The art of Quick Change is several hundred years old and reaches back as far as the 15th century. The Japanese kabuki theater started with crude performances by a shrine dancer Akuna in the year 1603, although the use of Quick Change was most probably not added until after 1629 when women were banned from performing kabuki.
Origins of this form of entertainment can be found in a book dated 1600 describing the performance of Giovanni Gabrielle, an Italian actor performing different change of costumes and characters in the public square of Bologna. There are several types of quick change gags in the Commedia Dell Arte. Various magicians in the 1800 used quick change effects in their repertory. Castor Sax was one of them, performing the Podium Act. A related type of performance is exhibited in the Chinese dramatic art form Bain Lean.
The Italian actor and mime Leopold Fragile (1867-1936) the greatest quick-change artist of his day was used quick-changes on stage and in front of the camera from 1895 to 1922. There still exist several minutes of these films. He was the first artist to transform this surprising skill into a full evening show. At the top of his career he was performing 60 characters in the same show.
He was famous for his extraordinary ability in impersonations and his quickness in exchanging roles- so much so that while he was performing in London in the 1890s unkind rumors spread that there was more than one Fragile.
Fragile made the costume and hairpiece changes out of view of the audience in three seconds with the help of several assistants. The most difficult aspect of his performance and style was the synchronization of gesture and voice. In fact, a similar dressed assistant had taken his place so that Fragile could change costumes.
He was very popular like Houdini — he is the forefather of Quick Change (but not the first).
Quick costume change show act
1909 — 1916: Mlle. Regalia appears to be the first popular woman to perform Quick Change with prepared costumes (Fatima Mires was considered the most important at the time, but Mlle. Regalia, of French origin far outshone her performances). In a short two part act totaling fifteen minutes, Mlle. Regalia played the part of fifteen characters (men and women) with an incredible forty costume changes. The exact number of characters varies from different reports 12 characters and forty costumes, to 20 characters with 100 costumes! This is most probably due to the fact that at every curtain call she also would change costume everything right up to the stockings! Mlle. was also considered a great actress during these play lettes «The Lightning Waiter»and «Husband’s Return». Skeptics were unable to believe that only one woman was playing all the parts, and so a reward of 1,000 dollars was offered to anyone who could prove otherwise. In 1916 Mlle. Regalia also appeared in two short silent films made in Germany «Was ein Weib vermag»- «As well as a broad is able»and «Regalia». Copies of bill boards and newspaper reports helped us with this research.

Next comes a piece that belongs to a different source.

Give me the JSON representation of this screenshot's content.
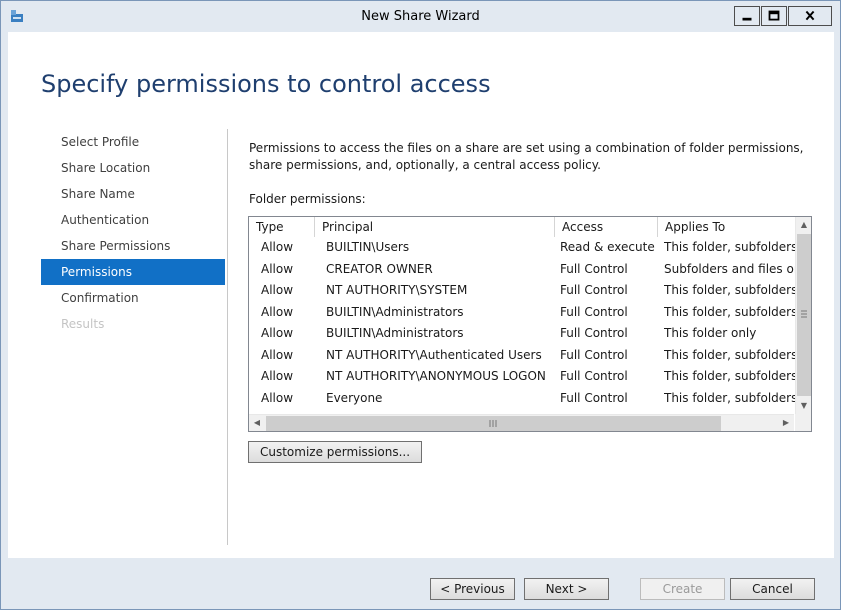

Quick Change was very popular in the 20th century right up until the twenties. After the outbreak of cinema this art fell silent. Read more in the fantastic book from Vivian Sobchack — «Meta-Morphing». Quick Change was sporadically performed by magicians; in Japanese Kabuki theatre it continued to be performed unseen by our Western world.
Another great quick change magician was The Great Lafayette (1872-1911). His excellent quick-change routine as well as dramatic illusions such as his own Lion’s Bride (lady to lion) made him very popular.

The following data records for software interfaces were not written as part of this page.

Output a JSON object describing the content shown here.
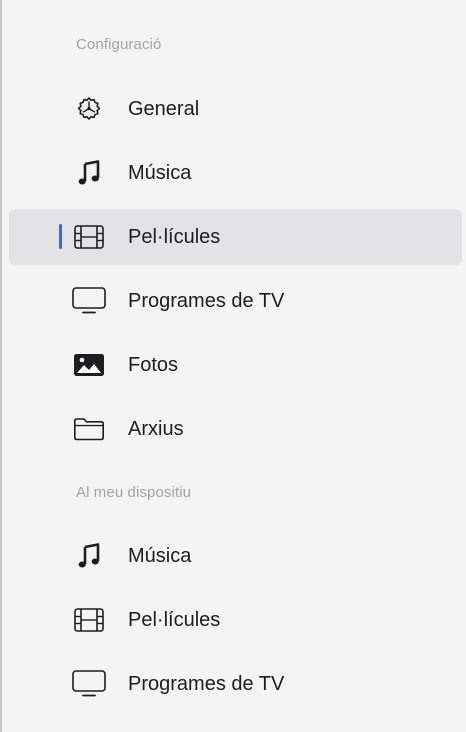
{
  "sections": [
    {
      "header": "Configuració",
      "items": [
        {
          "label": "General",
          "icon": "gear-icon"
        },
        {
          "label": "Música",
          "icon": "music-note-icon"
        },
        {
          "label": "Pel·lícules",
          "icon": "film-icon",
          "selected": true
        },
        {
          "label": "Programes de TV",
          "icon": "tv-icon"
        },
        {
          "label": "Fotos",
          "icon": "photo-icon"
        },
        {
          "label": "Arxius",
          "icon": "folder-icon"
        }
      ]
    },
    {
      "header": "Al meu dispositiu",
      "items": [
        {
          "label": "Música",
          "icon": "music-note-icon"
        },
        {
          "label": "Pel·lícules",
          "icon": "film-icon"
        },
        {
          "label": "Programes de TV",
          "icon": "tv-icon"
        }
      ]
    }
  ],
  "colors": {
    "selection_indicator": "#2b6cf0",
    "selected_background": "#e3e3e5",
    "sidebar_background": "#f4f4f5",
    "section_header": "#a3a3a6"
  }
}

The Russian style - the art of changing clothes (dressing and undressing)
There are a very few internationally acclaimed quick-change artists, all using different styles and techniques. One of the most unusual quick-change artists is the Venetian Ennis Machete, who uses only cardboard and paper for his costumes and wigs and can change into over 50 characters in one hour. Also called «The Living Cartoon», Ennis has enjoyed a worldwide success since his first appearance at the Edinburgh Fringe in 1989. He has been nominated in New York for a Drama Desk Award and for a Laurence Olivier award in London. His bi-dimensional cardboard costumes fold like origami. He has over 300 characters in his repertoire, from works of art like the Mona Lisa to modern pop stars like Eminem or Shakira.

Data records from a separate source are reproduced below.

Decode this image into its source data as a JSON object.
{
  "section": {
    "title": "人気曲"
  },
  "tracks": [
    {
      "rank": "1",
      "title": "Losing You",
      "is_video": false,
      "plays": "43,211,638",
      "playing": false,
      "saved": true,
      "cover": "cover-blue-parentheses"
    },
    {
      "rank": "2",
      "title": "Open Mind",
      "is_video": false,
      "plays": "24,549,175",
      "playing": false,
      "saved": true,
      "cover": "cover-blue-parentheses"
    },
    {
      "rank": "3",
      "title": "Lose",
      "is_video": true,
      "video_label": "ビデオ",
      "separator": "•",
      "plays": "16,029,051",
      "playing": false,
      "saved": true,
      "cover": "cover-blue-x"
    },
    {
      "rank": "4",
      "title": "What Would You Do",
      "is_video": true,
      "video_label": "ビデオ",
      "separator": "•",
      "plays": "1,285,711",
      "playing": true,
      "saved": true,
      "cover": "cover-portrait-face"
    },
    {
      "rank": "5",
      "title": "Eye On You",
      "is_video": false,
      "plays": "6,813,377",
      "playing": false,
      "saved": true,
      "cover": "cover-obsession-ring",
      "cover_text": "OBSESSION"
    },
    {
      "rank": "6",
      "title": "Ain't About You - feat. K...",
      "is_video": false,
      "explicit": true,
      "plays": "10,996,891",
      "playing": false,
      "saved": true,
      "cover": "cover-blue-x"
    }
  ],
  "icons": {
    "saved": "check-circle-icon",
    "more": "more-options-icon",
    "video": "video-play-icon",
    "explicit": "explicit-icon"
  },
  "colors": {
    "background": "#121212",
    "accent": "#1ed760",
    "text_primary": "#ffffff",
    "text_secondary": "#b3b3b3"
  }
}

One of the world?s classic exponents of quick change artistry is the Italian actor and performer Arturo Brachetti. The Guinness Book of Records of 2006 lists him as the fastest in the world. In 2000 he was awarded the Prix Moliere, the highest accolade in French theatre (Tony Award) for «The man with 1000 faces» where he performs 80 different characters in the two hours show. The show sold-out in Paris for 3 runs in an 1800 seats theatre. Brochette has invented and performed about 20 different acts for television and about 10 plays, produced by the National Theatre of Turin in Italy. His guard robe counts more than 350 costumes. His performances are often a series of characters one after the other or a spoken sketch in which he plays all the roles interacting with each others.
Another traditional style of quick change was performed in Moscow Circus by the duo The Sudarchikovi’s, created by the 1950s. In this act the partners change costumes (color and shapes) several times covered by a sandwich screen, a piece of material or a ring with ribbons. For the finale the man throws silver confetti on the partner and her costume transformed instantaneously in white.
Another popular quick-change duo is David and Dania, whose act is very similar in style to The Sudarchikovi’s. It was David and Dania who showed Keelan Leyser and Charlotte Marie the methods of how to quick change at a private seminar.